Read it here.

Having a bad computer day week, but posting straight from Pierre ahead.

There could be spotty posting ahead, especially in the evenings. I think my “bitter computer” might have bit the dust.

My main computer with all of my software, records, e-mail, etcetera and everything decided to inconveniently die. Just because it really hasn’t been turned off in 2-3 years, and is used day and night is no reason to bite the dust. I usually have power supplies give up the ghost and wear out, which is an easy fix, but I think my motherboard went, and that’s major surgery.

I won’t bore you with the details, but suffice it to say that the SDWC mothership is up on blocks at the moment, and I’m posting from iPad & iPhone, and a computer that doesn’t have 1/4 of the resources that my main one does.

Actually, it so happens that I would have been on remote anyway, as I’m going to be on the road to Pierre this next week.
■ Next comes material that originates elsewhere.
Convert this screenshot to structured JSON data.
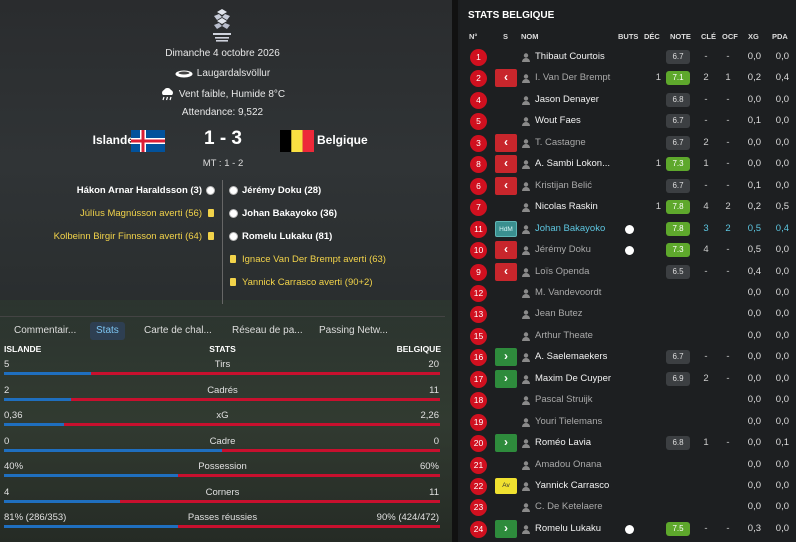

I’m coming over for some REALTOR things (Thumbs up for the Chili/Oyster feed), and my wife is getting a nice award for being recognized as the Special Ed Administrator of the year.
Hopefully late next week, the SDWC signal will be back at full capacity. But in the interim I’ll be bringing your daily fix of political coverage straight from out state’s Capital!

AFP South Dakota Statement on Senate Passage of the Keystone Pipeline

AFP South Dakota Statement on Senate Passage of the Keystone Pipeline

President’s Attempt to Stop Keystone Running on Empty

SIOUX FALLS, S.D. – Americans for Prosperity South Dakota State Director Ben Lee released the following statement upon Senate approval of the Keystone Pipeline:

“We congratulate Senators Thune and Rounds on taking bold action to approve the Keystone Pipeline. After years of delays and obstruction led by President Obama – the Left has finally run out of excuses. The American people have spoken clearly: now is the time to build the Keystone Pipeline. This common sense investment will provide relief for middle-class families, create 42,000 good-paying jobs and provide secure energy for the Nation’s future. We urge the President to put aside partisan differences and swiftly sign this bill into law,” Lee said.

Thune: Following Senate Passage of Keystone XL, All Eyes on the President

Following Senate Passage of Keystone XL, All Eyes on the President

“This is the kind of common-sense legislating the American people hired America’s New Congress to do.”

John_Thune,_official_portrait,_111th_CongressWASHINGTON, D.C.—U.S. Sen. John Thune (R-S.D.) issued the following statement on the Senate’s bipartisan passage of a bill that would approve the job-creating Keystone XL pipeline:

“Keystone XL would support thousands of jobs and invest billions of dollars in the economy at no expense to taxpayers. This is the kind of common-sense legislating the American people hired America’s New Congress to do. The president is out of excuses. He should support this project and join Republicans in getting Washington working again for the American people.”


Press Release: Senate Passes Keystone XL Legislation

Senate Passes Keystone XL Legislation

MikeRounds official SenateWASHINGTON–U.S. Senator Mike Rounds (R-S.D.) voted today to approve legislation authorizing the Keystone XL pipeline. It passed the Senate 62-36.

“The Administration’s approval of the Keystone XL pipeline is long overdue,” said Rounds. “I’m pleased Congress took matters into its own hands and we were able to come together in a bipartisan manner to finally get this accomplished,” said Rounds. “This project will create jobs for hard-working South Dakotans and free up our railways to get more of our farmers’ grain to market.  It’s a commonsense piece of legislation that the President should sign into law as soon as it hits his desk.”

The Keystone XL pipeline will run through South Dakota and connect with an existing pipeline in Nebraska, carrying nearly 830,000 barrels of crude oil to U.S. refineries along the gulf coast. Rounds is one of 60 cosponsors to the legislation.